One of the things that I have had a very difficult time with since moving to the Kingdom of Saudi Arabia has been the extreme gender segregation that Saudis live by. Things like men and women working together or simply socializing at public functions - that are considered ordinary behavior in the West - have been forbidden because of the hard-hitting enforcement of this issue applied by KSA's religious police force. The ever-present religious police, which have the long official name of "The Commission for Promotion of Virtue and Prevention of Vice" (CPVPV), is also known as Haia. What I have personally seen and experienced of the gender segregation here has been so exaggerated, unnatural, and unnecessary - and I can only shake my head in disbelief.
In Islam, a man and a woman who are not married/blood-related to each other are not supposed to be “secluded” together - but in Saudi Arabia, this religious law has for years been taken a step further to include pretty much all normal open social contact between men and women, even in the most public of places and circumstances.
That's why I'm feeling encouraged by a recent action taken by The King of Saudi Arabia as he recently replaced the head of the religious police with a more moderate choice. Sheikh Abdullatif Al-Asheikh, who holds a degree in Islamic Studies, is the new minister of the Haia. He replaces Sheikh Abdul Aziz Al-Humayen, whose reign since his appointment in 2009 as the morality police chief, has been much criticized and plagued with controversy.
But not only has KSA’s beloved King appointed this fresh face to clean up the tarnished image of the CPVPV, he has also given the new appointee implicit instructions as to his expectations and desires, paving the way for what should be a kinder, gentler Saudi Arabia. Told to show leniency and respect to both Saudi citizens and foreigners, Sheikh Al-Sheikh said “King Abdullah stressed the tolerant and moderate nature of Islam” and asked him “to spread the correct understanding of Islam among people.”
In one of his first official acts as the new Minister of the CPVPV, Al-Sheikh dismissed the volunteer members of the Haia, who at times have garnered undesirable attention for their aggressiveness, misbehavior, and improper abuses of authority.
According to Arab News, “The sheikh is of the view that hardline approach in the issue of ikhtilat (mixing in public places or in the presence of others in a dignified manner) is unjustified.” The forward thinker is also against marriages of underage little girls and agrees that female salesclerks should be manning women’s lingerie shops, not men – issues that have caused controversy and have cropped up in the news for many years.
The implications of this new appointment appear to be ushering in a new dawn for the Saudi Arabian people. To some, it may not seem very significant, but as far as I’m concerned, it’s a major development and a very welcome and much-needed step in Saudi Arabia’s evolution toward social modernization in the 21st century.
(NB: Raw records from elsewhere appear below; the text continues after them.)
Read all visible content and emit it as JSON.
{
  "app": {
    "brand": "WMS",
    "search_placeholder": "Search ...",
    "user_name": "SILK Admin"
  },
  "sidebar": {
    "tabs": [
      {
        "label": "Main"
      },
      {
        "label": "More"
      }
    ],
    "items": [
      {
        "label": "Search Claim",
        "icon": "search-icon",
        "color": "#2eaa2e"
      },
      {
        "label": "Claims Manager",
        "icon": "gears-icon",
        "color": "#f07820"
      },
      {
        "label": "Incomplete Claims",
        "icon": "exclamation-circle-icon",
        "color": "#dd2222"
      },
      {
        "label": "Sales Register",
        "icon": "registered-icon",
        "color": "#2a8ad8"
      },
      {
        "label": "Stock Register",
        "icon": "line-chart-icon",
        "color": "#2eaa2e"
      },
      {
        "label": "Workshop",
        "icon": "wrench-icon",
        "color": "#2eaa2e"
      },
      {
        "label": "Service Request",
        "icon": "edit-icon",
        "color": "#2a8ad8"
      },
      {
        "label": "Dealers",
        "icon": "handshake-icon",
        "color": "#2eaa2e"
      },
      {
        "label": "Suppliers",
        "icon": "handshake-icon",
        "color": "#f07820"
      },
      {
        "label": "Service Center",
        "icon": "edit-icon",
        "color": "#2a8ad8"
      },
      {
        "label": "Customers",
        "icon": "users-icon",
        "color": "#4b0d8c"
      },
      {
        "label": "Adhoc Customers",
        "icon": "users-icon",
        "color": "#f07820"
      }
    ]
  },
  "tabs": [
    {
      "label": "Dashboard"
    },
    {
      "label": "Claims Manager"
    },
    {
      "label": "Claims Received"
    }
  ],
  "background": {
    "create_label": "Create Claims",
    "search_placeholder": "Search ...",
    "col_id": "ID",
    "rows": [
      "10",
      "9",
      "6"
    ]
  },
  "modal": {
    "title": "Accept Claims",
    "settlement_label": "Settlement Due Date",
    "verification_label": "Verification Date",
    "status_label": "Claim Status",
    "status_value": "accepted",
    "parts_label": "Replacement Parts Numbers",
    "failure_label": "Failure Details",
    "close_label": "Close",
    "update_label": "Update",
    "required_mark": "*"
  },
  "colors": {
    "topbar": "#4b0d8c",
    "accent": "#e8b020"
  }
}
For more information about this topic:
Arab News article “Abdullatif Al-Asheikh is new Haia chief”
Arab News article “King tells new Haia chief to be lenient with people”
Digital Journal article “Saudi King replaces head of morality police with moderate”
Al-Arab Online article "Sheikh Abdullatif seeks to reduce violations of Saudi religious police"
Saudi Gazette article “Hai’a no longer needs volunteers: Al-Sheikh”
Wikipedia article on KSA’s Committee for the Promotion of Virtue and the Prevention of Vice (Saudi Arabia)